Your instructions: Please show every line from the entries that carries the word "message".

Data extracts:
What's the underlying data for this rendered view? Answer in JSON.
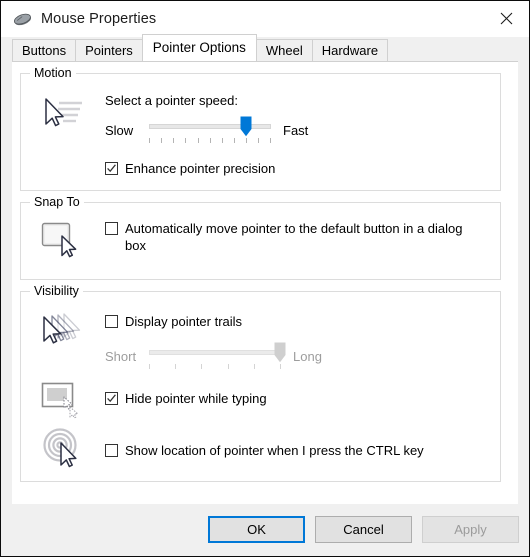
{
  "window": {
    "title": "Mouse Properties",
    "icon": "mouse-icon",
    "close_label": "✕"
  },
  "tabs": [
    {
      "label": "Buttons",
      "active": false
    },
    {
      "label": "Pointers",
      "active": false
    },
    {
      "label": "Pointer Options",
      "active": true
    },
    {
      "label": "Wheel",
      "active": false
    },
    {
      "label": "Hardware",
      "active": false
    }
  ],
  "motion": {
    "group_title": "Motion",
    "speed_label": "Select a pointer speed:",
    "slow_label": "Slow",
    "fast_label": "Fast",
    "slider": {
      "value": 9,
      "min": 1,
      "max": 11,
      "ticks": 11,
      "enabled": true
    },
    "enhance_precision": {
      "label": "Enhance pointer precision",
      "checked": true
    },
    "icon": "pointer-speed-icon"
  },
  "snap_to": {
    "group_title": "Snap To",
    "snap_checkbox": {
      "label": "Automatically move pointer to the default button in a dialog box",
      "checked": false
    },
    "icon": "snap-to-button-icon"
  },
  "visibility": {
    "group_title": "Visibility",
    "trails": {
      "label": "Display pointer trails",
      "checked": false,
      "icon": "pointer-trails-icon",
      "short_label": "Short",
      "long_label": "Long",
      "slider": {
        "value": 6,
        "min": 1,
        "max": 6,
        "ticks": 6,
        "enabled": false
      }
    },
    "hide_while_typing": {
      "label": "Hide pointer while typing",
      "checked": true,
      "icon": "hide-pointer-typing-icon"
    },
    "show_location": {
      "label": "Show location of pointer when I press the CTRL key",
      "checked": false,
      "icon": "ctrl-locate-pointer-icon"
    }
  },
  "buttons": {
    "ok": "OK",
    "cancel": "Cancel",
    "apply": "Apply"
  },
  "colors": {
    "accent": "#0078d7",
    "window_bg": "#f0f0f0",
    "page_bg": "#ffffff",
    "group_border": "#dcdcdc",
    "disabled_text": "#9d9d9d"
  }
}
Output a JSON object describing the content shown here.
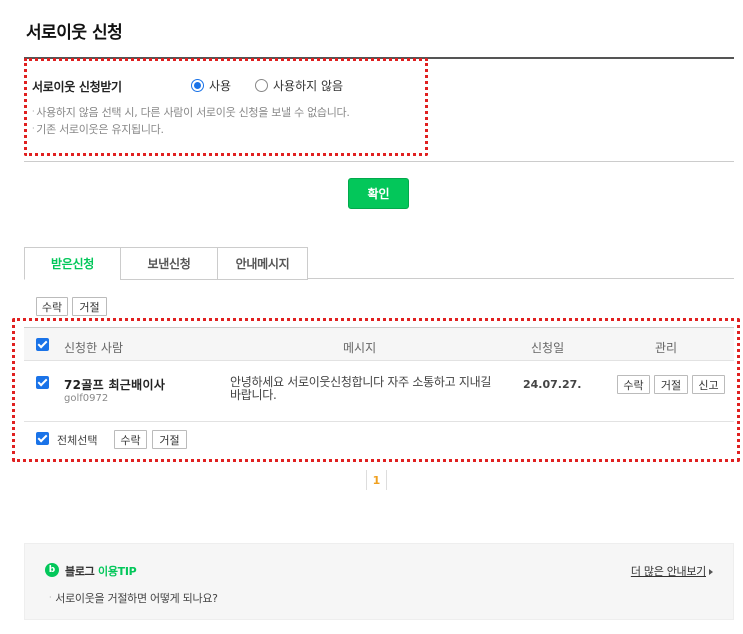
{
  "page": {
    "title": "서로이웃 신청"
  },
  "setting": {
    "label": "서로이웃 신청받기",
    "options": [
      {
        "label": "사용",
        "selected": true
      },
      {
        "label": "사용하지 않음",
        "selected": false
      }
    ],
    "notes": [
      "사용하지 않음 선택 시, 다른 사람이 서로이웃 신청을 보낼 수 없습니다.",
      "기존 서로이웃은 유지됩니다."
    ]
  },
  "confirm_label": "확인",
  "tabs": [
    {
      "label": "받은신청",
      "active": true
    },
    {
      "label": "보낸신청",
      "active": false
    },
    {
      "label": "안내메시지",
      "active": false
    }
  ],
  "top_actions": {
    "accept": "수락",
    "reject": "거절"
  },
  "table": {
    "headers": {
      "requester": "신청한 사람",
      "message": "메시지",
      "date": "신청일",
      "manage": "관리"
    },
    "rows": [
      {
        "name": "72골프 최근배이사",
        "id": "golf0972",
        "message": "안녕하세요 서로이웃신청합니다 자주 소통하고 지내길 바랍니다.",
        "date": "24.07.27.",
        "actions": {
          "accept": "수락",
          "reject": "거절",
          "report": "신고"
        }
      }
    ],
    "footer": {
      "select_all": "전체선택",
      "accept": "수락",
      "reject": "거절"
    }
  },
  "pagination": {
    "current": "1"
  },
  "tip": {
    "title_blog": "블로그",
    "title_rest": " 이용TIP",
    "more": "더 많은 안내보기",
    "question": "서로이웃을 거절하면 어떻게 되나요?"
  },
  "colors": {
    "accent_green": "#03c75a",
    "highlight_red": "#e02020",
    "checkbox_blue": "#1a73e8"
  }
}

Output for this exercise:
      "message": "메시지",
        "message": "안녕하세요 서로이웃신청합니다 자주 소통하고 지내길 바랍니다.",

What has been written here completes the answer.